### [Problem requirements]
Every line below that includes the word "icon" needs to be copied.

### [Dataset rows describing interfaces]
****************

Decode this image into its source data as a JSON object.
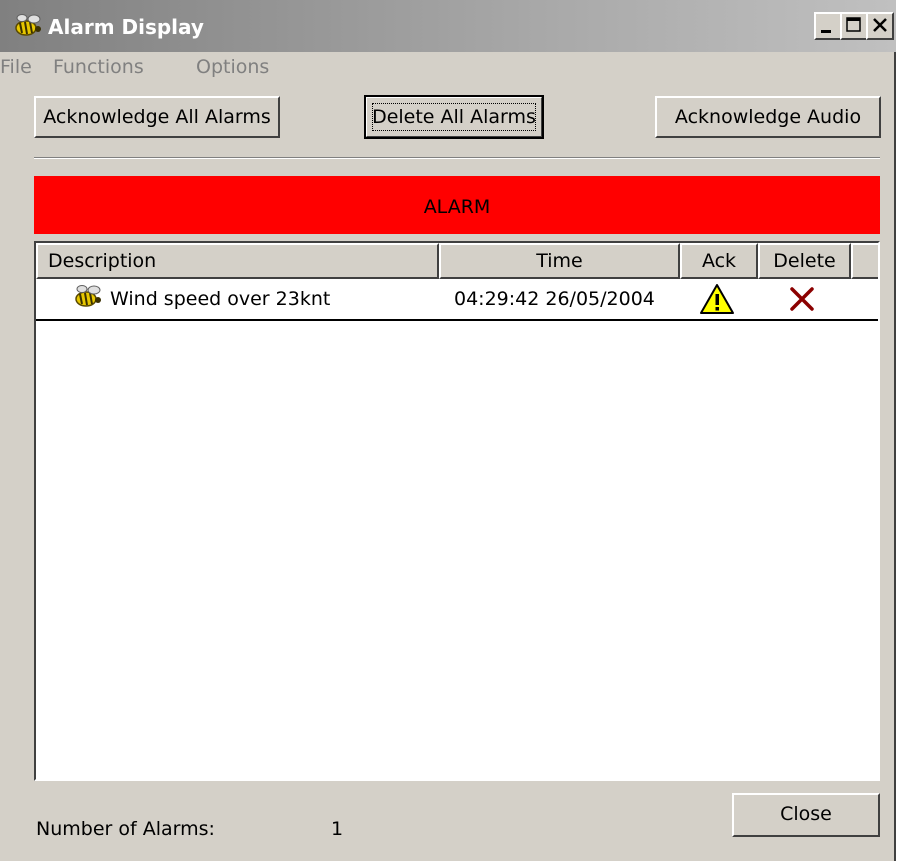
{
  "window": {
    "title": "Alarm Display",
    "app_icon": "bee-icon"
  },
  "titlebar_buttons": [
    "minimize-icon",
    "maximize-icon",
    "close-icon"
  ],
  "menu": [
    "File",
    "Functions",
    "Options"
  ],
  "toolbar": {
    "ack_all_label": "Acknowledge All Alarms",
    "delete_all_label": "Delete All Alarms",
    "ack_audio_label": "Acknowledge Audio"
  },
  "banner": {
    "text": "ALARM",
    "color": "#ff0000"
  },
  "table": {
    "columns": [
      "Description",
      "Time",
      "Ack",
      "Delete"
    ],
    "rows": [
      {
        "icon": "bee-icon",
        "description": "Wind speed over 23knt",
        "time": "04:29:42 26/05/2004",
        "ack_icon": "warning-icon",
        "delete_icon": "delete-x-icon"
      }
    ]
  },
  "footer": {
    "count_label": "Number of Alarms:",
    "count_value": "1",
    "close_label": "Close"
  }
}
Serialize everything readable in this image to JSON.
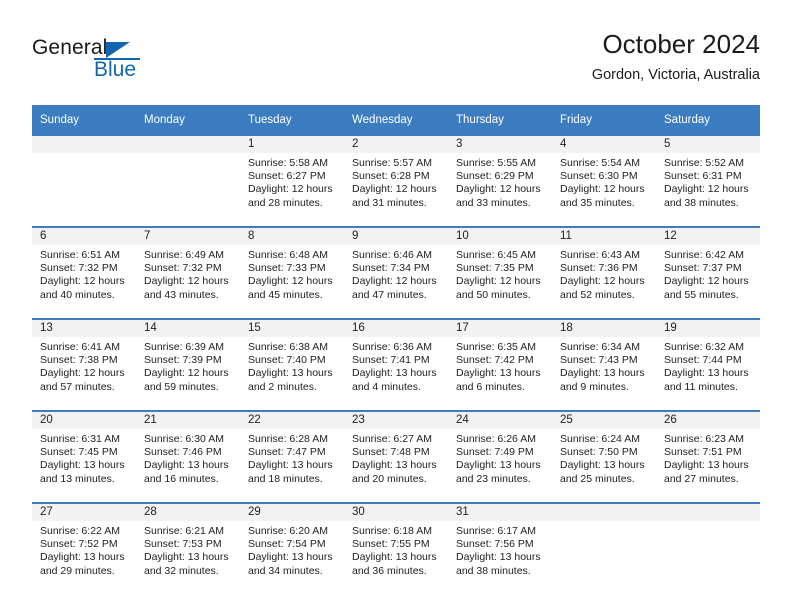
{
  "brand": {
    "name_part1": "General",
    "name_part2": "Blue",
    "logo_icon": "triangle-icon",
    "accent_color": "#1266b0"
  },
  "header": {
    "title": "October 2024",
    "subtitle": "Gordon, Victoria, Australia"
  },
  "calendar": {
    "header_color": "#3b7dc0",
    "daynum_band_color": "#f2f2f2",
    "weekday_headers": [
      "Sunday",
      "Monday",
      "Tuesday",
      "Wednesday",
      "Thursday",
      "Friday",
      "Saturday"
    ],
    "weeks": [
      [
        {
          "day": "",
          "sunrise": "",
          "sunset": "",
          "daylight": "",
          "empty": true
        },
        {
          "day": "",
          "sunrise": "",
          "sunset": "",
          "daylight": "",
          "empty": true
        },
        {
          "day": "1",
          "sunrise": "Sunrise: 5:58 AM",
          "sunset": "Sunset: 6:27 PM",
          "daylight": "Daylight: 12 hours and 28 minutes."
        },
        {
          "day": "2",
          "sunrise": "Sunrise: 5:57 AM",
          "sunset": "Sunset: 6:28 PM",
          "daylight": "Daylight: 12 hours and 31 minutes."
        },
        {
          "day": "3",
          "sunrise": "Sunrise: 5:55 AM",
          "sunset": "Sunset: 6:29 PM",
          "daylight": "Daylight: 12 hours and 33 minutes."
        },
        {
          "day": "4",
          "sunrise": "Sunrise: 5:54 AM",
          "sunset": "Sunset: 6:30 PM",
          "daylight": "Daylight: 12 hours and 35 minutes."
        },
        {
          "day": "5",
          "sunrise": "Sunrise: 5:52 AM",
          "sunset": "Sunset: 6:31 PM",
          "daylight": "Daylight: 12 hours and 38 minutes."
        }
      ],
      [
        {
          "day": "6",
          "sunrise": "Sunrise: 6:51 AM",
          "sunset": "Sunset: 7:32 PM",
          "daylight": "Daylight: 12 hours and 40 minutes."
        },
        {
          "day": "7",
          "sunrise": "Sunrise: 6:49 AM",
          "sunset": "Sunset: 7:32 PM",
          "daylight": "Daylight: 12 hours and 43 minutes."
        },
        {
          "day": "8",
          "sunrise": "Sunrise: 6:48 AM",
          "sunset": "Sunset: 7:33 PM",
          "daylight": "Daylight: 12 hours and 45 minutes."
        },
        {
          "day": "9",
          "sunrise": "Sunrise: 6:46 AM",
          "sunset": "Sunset: 7:34 PM",
          "daylight": "Daylight: 12 hours and 47 minutes."
        },
        {
          "day": "10",
          "sunrise": "Sunrise: 6:45 AM",
          "sunset": "Sunset: 7:35 PM",
          "daylight": "Daylight: 12 hours and 50 minutes."
        },
        {
          "day": "11",
          "sunrise": "Sunrise: 6:43 AM",
          "sunset": "Sunset: 7:36 PM",
          "daylight": "Daylight: 12 hours and 52 minutes."
        },
        {
          "day": "12",
          "sunrise": "Sunrise: 6:42 AM",
          "sunset": "Sunset: 7:37 PM",
          "daylight": "Daylight: 12 hours and 55 minutes."
        }
      ],
      [
        {
          "day": "13",
          "sunrise": "Sunrise: 6:41 AM",
          "sunset": "Sunset: 7:38 PM",
          "daylight": "Daylight: 12 hours and 57 minutes."
        },
        {
          "day": "14",
          "sunrise": "Sunrise: 6:39 AM",
          "sunset": "Sunset: 7:39 PM",
          "daylight": "Daylight: 12 hours and 59 minutes."
        },
        {
          "day": "15",
          "sunrise": "Sunrise: 6:38 AM",
          "sunset": "Sunset: 7:40 PM",
          "daylight": "Daylight: 13 hours and 2 minutes."
        },
        {
          "day": "16",
          "sunrise": "Sunrise: 6:36 AM",
          "sunset": "Sunset: 7:41 PM",
          "daylight": "Daylight: 13 hours and 4 minutes."
        },
        {
          "day": "17",
          "sunrise": "Sunrise: 6:35 AM",
          "sunset": "Sunset: 7:42 PM",
          "daylight": "Daylight: 13 hours and 6 minutes."
        },
        {
          "day": "18",
          "sunrise": "Sunrise: 6:34 AM",
          "sunset": "Sunset: 7:43 PM",
          "daylight": "Daylight: 13 hours and 9 minutes."
        },
        {
          "day": "19",
          "sunrise": "Sunrise: 6:32 AM",
          "sunset": "Sunset: 7:44 PM",
          "daylight": "Daylight: 13 hours and 11 minutes."
        }
      ],
      [
        {
          "day": "20",
          "sunrise": "Sunrise: 6:31 AM",
          "sunset": "Sunset: 7:45 PM",
          "daylight": "Daylight: 13 hours and 13 minutes."
        },
        {
          "day": "21",
          "sunrise": "Sunrise: 6:30 AM",
          "sunset": "Sunset: 7:46 PM",
          "daylight": "Daylight: 13 hours and 16 minutes."
        },
        {
          "day": "22",
          "sunrise": "Sunrise: 6:28 AM",
          "sunset": "Sunset: 7:47 PM",
          "daylight": "Daylight: 13 hours and 18 minutes."
        },
        {
          "day": "23",
          "sunrise": "Sunrise: 6:27 AM",
          "sunset": "Sunset: 7:48 PM",
          "daylight": "Daylight: 13 hours and 20 minutes."
        },
        {
          "day": "24",
          "sunrise": "Sunrise: 6:26 AM",
          "sunset": "Sunset: 7:49 PM",
          "daylight": "Daylight: 13 hours and 23 minutes."
        },
        {
          "day": "25",
          "sunrise": "Sunrise: 6:24 AM",
          "sunset": "Sunset: 7:50 PM",
          "daylight": "Daylight: 13 hours and 25 minutes."
        },
        {
          "day": "26",
          "sunrise": "Sunrise: 6:23 AM",
          "sunset": "Sunset: 7:51 PM",
          "daylight": "Daylight: 13 hours and 27 minutes."
        }
      ],
      [
        {
          "day": "27",
          "sunrise": "Sunrise: 6:22 AM",
          "sunset": "Sunset: 7:52 PM",
          "daylight": "Daylight: 13 hours and 29 minutes."
        },
        {
          "day": "28",
          "sunrise": "Sunrise: 6:21 AM",
          "sunset": "Sunset: 7:53 PM",
          "daylight": "Daylight: 13 hours and 32 minutes."
        },
        {
          "day": "29",
          "sunrise": "Sunrise: 6:20 AM",
          "sunset": "Sunset: 7:54 PM",
          "daylight": "Daylight: 13 hours and 34 minutes."
        },
        {
          "day": "30",
          "sunrise": "Sunrise: 6:18 AM",
          "sunset": "Sunset: 7:55 PM",
          "daylight": "Daylight: 13 hours and 36 minutes."
        },
        {
          "day": "31",
          "sunrise": "Sunrise: 6:17 AM",
          "sunset": "Sunset: 7:56 PM",
          "daylight": "Daylight: 13 hours and 38 minutes."
        },
        {
          "day": "",
          "sunrise": "",
          "sunset": "",
          "daylight": "",
          "empty": true
        },
        {
          "day": "",
          "sunrise": "",
          "sunset": "",
          "daylight": "",
          "empty": true
        }
      ]
    ]
  }
}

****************

### [Answer area]
    "app_icon": "bee-icon"
    "minimize-icon",
    "maximize-icon",
    "close-icon"
        "icon": "bee-icon",
        "ack_icon": "warning-icon",
        "delete_icon": "delete-x-icon"
    "logo_icon": "triangle-icon",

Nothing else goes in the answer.